The Blue Jays have work ahead of them and if you feel the need to re-calibrate, consider this: the Blue Jays have committed just $48-million to 12 players, and, other than arbitration-eligible pitcher Brandon Morrow, the core is signed. The organization has impressive minor-league depth and was a surprise player in trade discussions that saw pitcher Mat Latos go from the San Diego Padres to the Cincinnati Reds for a package of gilt-edged prospects. Now that Darvish is off the market, the free-agent ranks have thinned to the point where trade talks will take precedence.
The Blue Jays can still find another 200 innings on the trade market. Same with bullpen depth. An impactful bat will be more difficult.

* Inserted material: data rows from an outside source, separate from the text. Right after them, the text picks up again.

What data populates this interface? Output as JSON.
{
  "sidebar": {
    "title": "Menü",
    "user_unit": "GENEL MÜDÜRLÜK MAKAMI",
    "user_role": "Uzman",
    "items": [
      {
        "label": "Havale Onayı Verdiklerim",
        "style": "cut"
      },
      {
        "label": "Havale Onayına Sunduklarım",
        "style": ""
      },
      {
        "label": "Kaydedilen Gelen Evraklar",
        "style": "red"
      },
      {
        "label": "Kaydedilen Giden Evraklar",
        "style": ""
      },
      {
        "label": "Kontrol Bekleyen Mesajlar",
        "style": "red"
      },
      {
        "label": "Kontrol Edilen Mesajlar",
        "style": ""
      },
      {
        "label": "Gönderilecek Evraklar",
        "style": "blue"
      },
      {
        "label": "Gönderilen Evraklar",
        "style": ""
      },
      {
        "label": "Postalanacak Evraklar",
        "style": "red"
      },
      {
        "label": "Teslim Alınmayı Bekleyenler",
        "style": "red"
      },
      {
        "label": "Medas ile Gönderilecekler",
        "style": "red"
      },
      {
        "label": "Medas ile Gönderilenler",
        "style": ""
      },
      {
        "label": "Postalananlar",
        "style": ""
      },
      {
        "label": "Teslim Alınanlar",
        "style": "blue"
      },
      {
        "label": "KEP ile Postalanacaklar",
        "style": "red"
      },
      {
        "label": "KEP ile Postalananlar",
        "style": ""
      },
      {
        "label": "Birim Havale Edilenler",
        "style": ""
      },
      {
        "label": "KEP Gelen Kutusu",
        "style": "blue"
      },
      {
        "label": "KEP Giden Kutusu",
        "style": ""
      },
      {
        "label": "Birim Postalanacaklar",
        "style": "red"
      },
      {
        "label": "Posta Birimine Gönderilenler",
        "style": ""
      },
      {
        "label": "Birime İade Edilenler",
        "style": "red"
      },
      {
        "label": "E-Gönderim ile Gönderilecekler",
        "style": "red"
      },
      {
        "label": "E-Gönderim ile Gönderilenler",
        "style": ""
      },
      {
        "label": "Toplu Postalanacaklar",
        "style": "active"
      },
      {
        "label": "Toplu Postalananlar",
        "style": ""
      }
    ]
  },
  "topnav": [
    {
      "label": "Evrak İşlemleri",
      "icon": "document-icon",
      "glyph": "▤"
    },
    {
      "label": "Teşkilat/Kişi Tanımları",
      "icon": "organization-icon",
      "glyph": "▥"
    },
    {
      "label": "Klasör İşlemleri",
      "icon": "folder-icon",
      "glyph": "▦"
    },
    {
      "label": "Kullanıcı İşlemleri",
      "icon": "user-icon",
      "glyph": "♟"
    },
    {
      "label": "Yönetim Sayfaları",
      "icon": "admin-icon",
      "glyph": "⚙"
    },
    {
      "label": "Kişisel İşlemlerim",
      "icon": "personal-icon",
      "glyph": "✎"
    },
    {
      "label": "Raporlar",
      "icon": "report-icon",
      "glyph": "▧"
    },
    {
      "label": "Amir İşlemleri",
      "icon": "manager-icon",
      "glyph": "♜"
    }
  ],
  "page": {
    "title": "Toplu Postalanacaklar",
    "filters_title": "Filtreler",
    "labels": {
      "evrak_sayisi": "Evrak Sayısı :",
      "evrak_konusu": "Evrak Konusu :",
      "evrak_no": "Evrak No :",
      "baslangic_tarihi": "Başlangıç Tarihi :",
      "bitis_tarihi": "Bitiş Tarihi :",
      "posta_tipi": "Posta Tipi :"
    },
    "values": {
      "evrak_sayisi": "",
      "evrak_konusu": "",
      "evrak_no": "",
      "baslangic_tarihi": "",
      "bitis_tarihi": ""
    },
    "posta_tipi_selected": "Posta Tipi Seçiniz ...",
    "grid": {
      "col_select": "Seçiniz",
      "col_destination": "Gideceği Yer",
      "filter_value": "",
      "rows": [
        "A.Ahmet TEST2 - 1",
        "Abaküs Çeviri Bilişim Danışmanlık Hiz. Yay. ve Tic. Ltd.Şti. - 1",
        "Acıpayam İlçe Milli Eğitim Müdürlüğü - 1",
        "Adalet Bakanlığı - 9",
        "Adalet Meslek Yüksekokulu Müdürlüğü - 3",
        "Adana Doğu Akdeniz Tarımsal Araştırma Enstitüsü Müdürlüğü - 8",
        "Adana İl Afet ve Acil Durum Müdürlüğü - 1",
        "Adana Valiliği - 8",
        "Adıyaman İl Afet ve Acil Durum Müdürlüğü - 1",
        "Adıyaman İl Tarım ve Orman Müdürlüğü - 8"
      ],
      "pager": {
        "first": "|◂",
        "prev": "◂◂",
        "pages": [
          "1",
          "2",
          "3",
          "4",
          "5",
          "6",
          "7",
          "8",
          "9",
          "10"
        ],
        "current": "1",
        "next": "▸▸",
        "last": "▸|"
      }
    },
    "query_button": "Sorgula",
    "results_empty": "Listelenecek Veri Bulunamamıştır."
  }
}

As for the last words on Darvish? Jeff Passan of Yahoo! Sports, who broke the story minutes ahead of everybody else, reported that Darvish celebrated “by doing what he does often: he worked out.” Passan says that “he (Darvish) is not going to arrive with a gut and double chin like Daisuke did after the Boston Red Sox plunked down $103.1-million only to see him slog through games before blowing out his elbow.” Darvish’s gents, Don Nomura and Arn Tellem, issued a release calling the Rangers “an extraordinary franchise in an exceptional city with equally exceptional fans,” and while the posturing has begun – Tellem is said to want at least as much as the $75.5-million over five years that CJ Wilson received from the Los Angeles Angels of Anaheim, while the Rangers are said to want to hold the line at $12-million – the fact that Darvish isn’t represented by Scott Boras offers hope of a deal.
Scott Miller of CBS Sports, meanwhile, sees a new battlefront emerging to challenge the New York Yankees and Red Sox as must-see TV. The Angels committed $351-million in free-agent money in two hours at the winter meetings earlier this month, and their payroll for 2012 will be $170-million while the Rangers payroll is now expected to hit $120-$130-million. Less than three years out of bankruptcy, the Rangers are parlaying huge dollars from a regional sports network into a sustained appearance in the post-season.
“Armed with billion-dollar new cable television deals, the Angels and Rangers are the game’s newest Superpowers,” Miller writes, “and their sights are set on each other.” Could the team still be a player for Fielder? “I don’t know if ‘on hold’ is the right term, but this (signing Darvish) definitely has an impact on things,” said Rangers GM Jon Daniels. “We entered into the process understanding that.”
Understand this: signing Darvish is a gamble in baseball terms, even if he appears to be cut from a different cloth than his predecessors. But it is a flexing of serious financial muscle and a sign of intent. Tough not to read the message behind that, and in Toronto on this particular Tuesday morning it’s tough not to be a little envious.